Debunking Forwards: Iraq “Did You Know” Stats

There’s an email forward that’s been circulating since at least 2003 that lists loads of statistical data about various accomplishments in Iraq now that Coalition forces have been present. I doubted that I could find verifications for all of the individual stats listed, and Snopes doesn’t bother to go that far either. One post I found links the Department of Defense as a reference point, being that they, “are verifiable on the Department of Defense web site,” but by clicking the link you’re only sent to the main front page to look them all up seperately by yourself. notes, “The stuff is written simply and factually, but in that bullying tone of self-evidence that omits the relevance of evidence — context, proof, explanation, perspective.

What I’ve found overall is that, while these stats generally speak toward the goodness of things that have occurred there, the media generally does not report these kinds of things so openly because they would have to verify each individual figure — but Betty and Barney J. Hillbilly don’t bother with actually looking something up (ya dern tootin’!) so they feel free to just send out anything that sounds smart and resembles positive thinking. While many of them certainly could be true, actually visiting the locations of each one to verify that a school is actually running is nothing short of wholly implausible — considering what Americans think of a school is not the same thing as a school in Iraq, and may consist of only a handful of students taught by one teacher in a single-room, tin-and-wood structure that to Americans might suspect more resembled a tool shed.

The media is generally after (despite your views on its liberality, etc) the truth as far as, information that can be personally verified. Credible sources generally do not pass along information in the form of, “Well Frankie Sue from two houses past the water tower said that our troops have set up twelve thousand triage tents. I dunno what them is, but it sure sounds swell, gee willikers,” that these emails more often tend to convey, perhaps inadvertently.

A legitimate argument in favor of these details would include precisely what source each fact came from. Instead, we’ve essentially been handed a list of genus species notations and suggested that we could just go ask a biology teacher to verify whether those organisms actually do exist or not — but in this case aren’t even told which teacher to ask as if, heavens forbid, we actually go checking out the story and not taking your word for it because you’re my grandpa or my cow-orker [sp] from the next cubicle over who keeps putting salt in the sugar tin.

Dolphins Blowing Bubble Rings

While we’re on the subject of things I’ve never heard of before, I’ll go ahead and tack on this video about dolphins swimming around in an aquarium blowing rings of air bubbles in the water and either sailing thru them, clipping one side and making a secondary ring and following it around, or whipping it somehow and making the ring twirl around.

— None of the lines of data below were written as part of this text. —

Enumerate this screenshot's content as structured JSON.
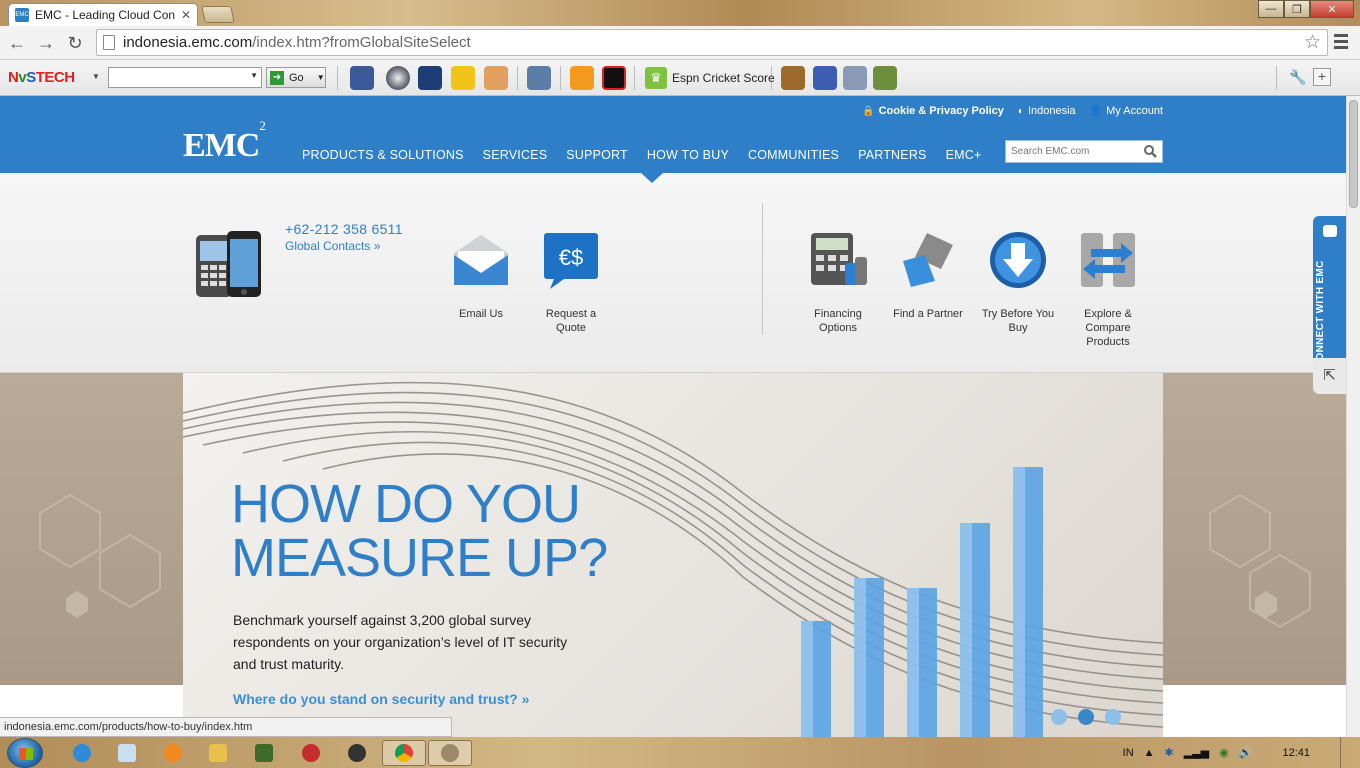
{
  "browser": {
    "tab_title": "EMC - Leading Cloud Con",
    "url_host": "indonesia.emc.com",
    "url_path": "/index.htm?fromGlobalSiteSelect",
    "status_url": "indonesia.emc.com/products/how-to-buy/index.htm"
  },
  "toolbar": {
    "brand_a": "N",
    "brand_b": "v",
    "brand_c": "S",
    "brand_d": "TECH",
    "go_label": "Go",
    "cricket_label": "Espn Cricket Score"
  },
  "site": {
    "top_links": {
      "cookie": "Cookie & Privacy Policy",
      "country": "Indonesia",
      "account": "My Account"
    },
    "logo": "EMC",
    "logo_sup": "2",
    "nav": [
      "PRODUCTS & SOLUTIONS",
      "SERVICES",
      "SUPPORT",
      "HOW TO BUY",
      "COMMUNITIES",
      "PARTNERS",
      "EMC+"
    ],
    "search_placeholder": "Search EMC.com"
  },
  "dropdown": {
    "phone": "+62-212 358 6511",
    "global_contacts": "Global Contacts »",
    "left_items": [
      {
        "line1": "Email Us",
        "line2": ""
      },
      {
        "line1": "Request a",
        "line2": "Quote"
      }
    ],
    "right_items": [
      {
        "line1": "Financing",
        "line2": "Options",
        "line3": ""
      },
      {
        "line1": "Find a Partner",
        "line2": "",
        "line3": ""
      },
      {
        "line1": "Try Before You",
        "line2": "Buy",
        "line3": ""
      },
      {
        "line1": "Explore &",
        "line2": "Compare",
        "line3": "Products"
      }
    ]
  },
  "hero": {
    "headline_line1": "HOW DO YOU",
    "headline_line2": "MEASURE UP?",
    "body": "Benchmark yourself against 3,200 global survey respondents on your organization’s level of IT security and trust maturity.",
    "cta": "Where do you stand on security and trust? »",
    "slides_total": 3,
    "slide_active": 2
  },
  "connect": {
    "label": "CONNECT WITH EMC"
  },
  "taskbar": {
    "lang": "IN",
    "time": "12:41"
  },
  "colors": {
    "emc_blue": "#2f7fc8",
    "link_blue": "#3a8fd6"
  }
}
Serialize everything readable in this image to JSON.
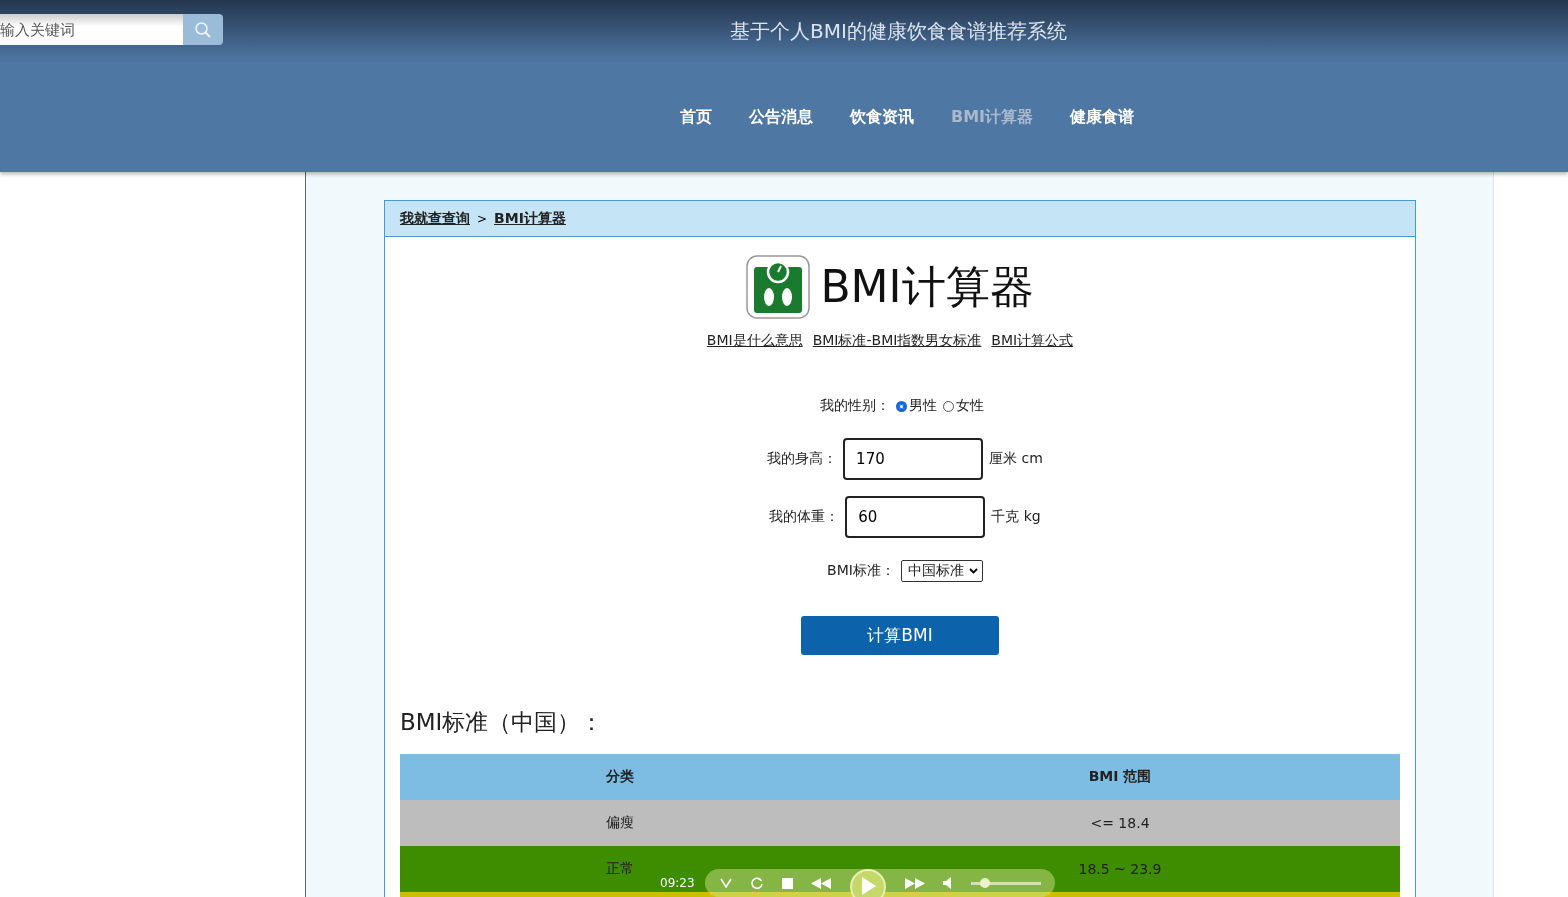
{
  "header": {
    "search": {
      "placeholder": "输入关键词"
    },
    "title": "基于个人BMI的健康饮食食谱推荐系统"
  },
  "nav": [
    {
      "label": "首页",
      "selected": false
    },
    {
      "label": "公告消息",
      "selected": false
    },
    {
      "label": "饮食资讯",
      "selected": false
    },
    {
      "label": "BMI计算器",
      "selected": true
    },
    {
      "label": "健康食谱",
      "selected": false
    }
  ],
  "breadcrumb": {
    "home": "我就查查询",
    "separator": ">",
    "current": "BMI计算器"
  },
  "calculator": {
    "title": "BMI计算器",
    "links": [
      "BMI是什么意思",
      "BMI标准-BMI指数男女标准",
      "BMI计算公式"
    ],
    "gender": {
      "label": "我的性别：",
      "options": [
        {
          "label": "男性",
          "selected": true
        },
        {
          "label": "女性",
          "selected": false
        }
      ]
    },
    "height": {
      "label": "我的身高：",
      "value": "170",
      "unit": "厘米 cm"
    },
    "weight": {
      "label": "我的体重：",
      "value": "60",
      "unit": "千克 kg"
    },
    "standard": {
      "label": "BMI标准：",
      "value": "中国标准"
    },
    "button": "计算BMI"
  },
  "standard_table": {
    "heading": "BMI标准（中国）：",
    "columns": [
      "分类",
      "BMI 范围"
    ],
    "rows": [
      {
        "cells": [
          "偏瘦",
          "<= 18.4"
        ],
        "color": "#bdbdbd"
      },
      {
        "cells": [
          "正常",
          "18.5 ~ 23.9"
        ],
        "color": "#3e8c00"
      },
      {
        "cells": [],
        "color": "#c8c000"
      }
    ]
  },
  "player": {
    "time": "09:23",
    "level": 0.2
  }
}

Dolphins are way more intelligent than I thought!

I, for one, welcome our new dolphin overlords. Watch them go!

Timewaster Game: Music Bounce

I got to level 9 before I had to give up. The levels go pretty quick, and it’s pretty easy to figure out without reading all of the rules. It’s Music Bounce, something loosely similar to Arkanoid, but patterned around music.

You open little gateways on the left that release a ball onto the playing field. If you open up the right gate, a ball will bounce along and clear away all of the tiles it happens to bump into, which form the beat of a rhythm. You’re only allowed a certain number of gates to open at a time, and you’ve got to clear away all of the musical tiles for at least one moment (because they regenerate). It’s easier than I’m making it out to be, so check it out. And see if you can get past level 9 ^_^

Awesome job ideas: “Shipbreakers”

I’d never heard of the idea, but I admit it sounds pretty darn spiffy. There’s a company in Brownsville, Texas, that takes old sea-going ships and takes them apart for the metal scrap. This picture shows a battleship being gradually torn apart, courtesy International Shipbreaking Ltd in Brownsville. Apparently there’s another shipbreaking firm in Viriginia, according to the same page.

You can view the ISL company video here in that nasty RealPlayer format, or download the HQ version (82mb mpeg) here (save as, linked from the same page).

The article I read in our local paper (Associated Press article, found here) reports the feds used to pay the scrap stripping companies like this to dismantle the giant ships, but lately with the soaring prices of scrap metal, the companies themselves are in a sense buying the massive structures just for the chance to get after it. Someone needs to make a full season of documentary footage on this whole process and put it on DVD.. I’d grab it quick.

More pictures..
USS Mississinewa
USS Neosho
Random Artsy Scrapping Shots

Diorama Dismantling Frustrates Students

Looking back over my backlog of newspapers I should have been reading, there’s an interesting blurb about a Civil War battle diorama that was dismantled after only a short while, which took years for a bunch of school students to set up. Since the article didn’t contain a picture, I figured I’d try the web to see if there was any good shots of it.

Here is a Star-Telegram version of the article, and there is the location of the museum that took it down. There‘s a picture of the dude who was responsible for dismantling it, but no pictures that I can find.

I sent an email to the director of the museum asking if he knows of any photo galleries of the diorama, so we’ll see what happens.